Kim’s partisan loyalties were questioned after Bonner, then the ranking member, intervened in November and prevented the two from being fired. There was never a public explanation of the complaints against Kim and Sovereign or any subsequent investigation.
Partisan tensions between Bonner and Lofgren were running so high during the feud over Kim and Sovereign late last year that Bonner had an armed Capitol Policeman standing watch at the Committee’s front door during the entire week of Thanksgiving so no one could remove any internal committee correspondence or documents. Staffers for the panel were told not to come to work, one source said.
After Republicans won the majority, Lofgren resigned from the panel, but the bad blood between Democrats and Republicans remains and threatens to keep the committee’s activities in limbo as the new top Democrat on the panel, Linda Sanchez (D-CA), decides just how far to dig in her heels regarding Kim and Sovereign and the future of Waters’ case.
Bonner and Sanchez have so far remained mum on how they plan to handle the Waters case after a such a rocky time for the panel.
Waters is accused of intervening on behalf of a minority-owned bank in which her husband owns stock and on whose board he’d previously sat. She has mounted a vigorous, detailed defense, arguing she was acting on behalf of all minority-owned banks, as she has done for other minority interests for years, and raising hundreds of thousands of dollars to fight it through a legal defense fund.
An hour and a half after TPM reported Kim’s hire Friday morning, Hastings announced that she is his first hire for the Natural Resources’s newly created Office of Oversight and Investigations.
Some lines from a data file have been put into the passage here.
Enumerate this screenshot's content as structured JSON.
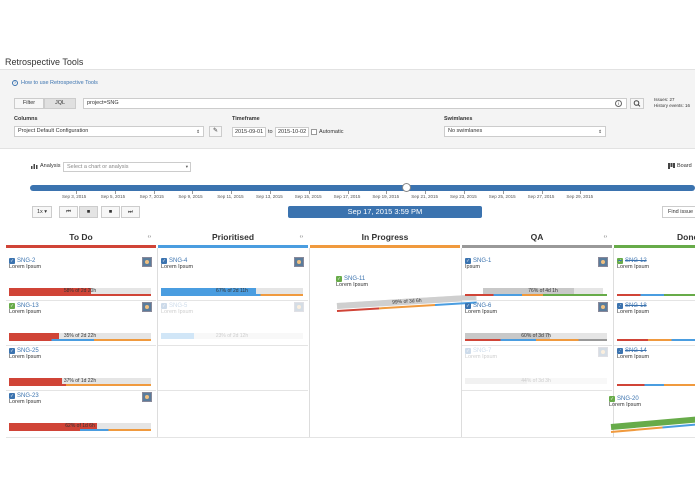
{
  "page_title": "Retrospective Tools",
  "help_link": "How to use Retrospective Tools",
  "filter_toggle": {
    "filter": "Filter",
    "jql": "JQL"
  },
  "jql_input": "project=SNG",
  "issues_info": {
    "issues": "Issues: 27",
    "history": "History events: 16"
  },
  "labels": {
    "columns": "Columns",
    "timeframe": "Timeframe",
    "swimlanes": "Swimlanes",
    "to": "to",
    "automatic": "Automatic"
  },
  "columns_select": "Project Default Configuration",
  "timeframe": {
    "from": "2015-09-01",
    "to": "2015-10-02"
  },
  "swimlanes_select": "No swimlanes",
  "analysis": {
    "label": "Analysis",
    "placeholder": "Select a chart or analysis"
  },
  "board_label": "Board",
  "timeline_progress": 0.565,
  "ticks": [
    "Sep 3, 2015",
    "Sep 5, 2015",
    "Sep 7, 2015",
    "Sep 9, 2015",
    "Sep 11, 2015",
    "Sep 13, 2015",
    "Sep 15, 2015",
    "Sep 17, 2015",
    "Sep 19, 2015",
    "Sep 21, 2015",
    "Sep 23, 2015",
    "Sep 25, 2015",
    "Sep 27, 2015",
    "Sep 29, 2015"
  ],
  "speed": "1x",
  "current_datetime": "Sep 17, 2015 3:59 PM",
  "find_issue": "Find issue",
  "board": {
    "columns": [
      {
        "name": "To Do",
        "color": "#d04437"
      },
      {
        "name": "Prioritised",
        "color": "#4a9de0"
      },
      {
        "name": "In Progress",
        "color": "#f09a3e"
      },
      {
        "name": "QA",
        "color": "#999999"
      },
      {
        "name": "Done",
        "color": "#67ab49"
      }
    ],
    "cards": {
      "sng2": {
        "id": "SNG-2",
        "subtitle": "Lorem Ipsum",
        "bar": "58% of 2d 20h"
      },
      "sng13": {
        "id": "SNG-13",
        "subtitle": "Lorem Ipsum",
        "bar": "35% of 2d 22h"
      },
      "sng25": {
        "id": "SNG-25",
        "subtitle": "Lorem Ipsum",
        "bar": "37% of 1d 22h"
      },
      "sng23": {
        "id": "SNG-23",
        "subtitle": "Lorem Ipsum",
        "bar": "62% of 1d 6h"
      },
      "sng4": {
        "id": "SNG-4",
        "subtitle": "Lorem Ipsum",
        "bar": "67% of 2d 11h"
      },
      "sng5": {
        "id": "SNG-5",
        "subtitle": "Lorem Ipsum",
        "bar": "23% of 2d 12h"
      },
      "sng11": {
        "id": "SNG-11",
        "subtitle": "Lorem Ipsum",
        "bar": "99% of 3d 6h"
      },
      "sng1": {
        "id": "SNG-1",
        "subtitle": "Ipsum",
        "bar": "76% of 4d 1h"
      },
      "sng6": {
        "id": "SNG-6",
        "subtitle": "Lorem Ipsum",
        "bar": "60% of 3d 7h"
      },
      "sng7": {
        "id": "SNG-7",
        "subtitle": "Lorem Ipsum",
        "bar": "44% of 3d 3h"
      },
      "sng12": {
        "id": "SNG-12",
        "subtitle": "Lorem Ipsum"
      },
      "sng18": {
        "id": "SNG-18",
        "subtitle": "Lorem Ipsum"
      },
      "sng14": {
        "id": "SNG-14",
        "subtitle": "Lorem Ipsum"
      },
      "sng20": {
        "id": "SNG-20",
        "subtitle": "Lorem Ipsum"
      }
    }
  }
}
From Hastings’ release: “The Office of Oversight and Investigations will be comprised of multiple staff with varied and relevant experience as attorneys, investigators and subject matter experts on issues under the Committee’s broad jurisdiction.”
“The first hire for the Office is Morgan Kim, who will help lead the Committee’s efforts to examine the actions and decisions of the Department of the Interior, other agencies and entities under the Committee’s purview.”
“Kim was recruited to join the Committee’s oversight staff based on her experience as a nonpartisan investigator and prosecutor for the Department of Justice Inspector General, the U.S. Attorney’s Office and the House Ethics Committee. She departed from her position as Deputy Chief Counsel and Director of Investigations and Enforcement at the Ethics Committee on Friday, March 4th and began work with the Natural Resources Committee this week.”
“‘Conducting oversight of the Administration and issues under the Committee’s jurisdiction is one of Chairman Hastings’ top priorities and this newly established Office of Oversight and Investigations will ensure that it is done in a thoughtful and thorough manner,’” said Natural Resources Committee Chief of Staff Todd Young.“‘Chairman Hastings worked with Morgan Kim while serving as the Chairman and Ranking Member of the Ethics Committee and was impressed by her professionalism and ability to conduct non-partisan investigations - particularly her work as the lead investigator on the House Page inquiry. She is a valuable addition to our Committee’s staff.’”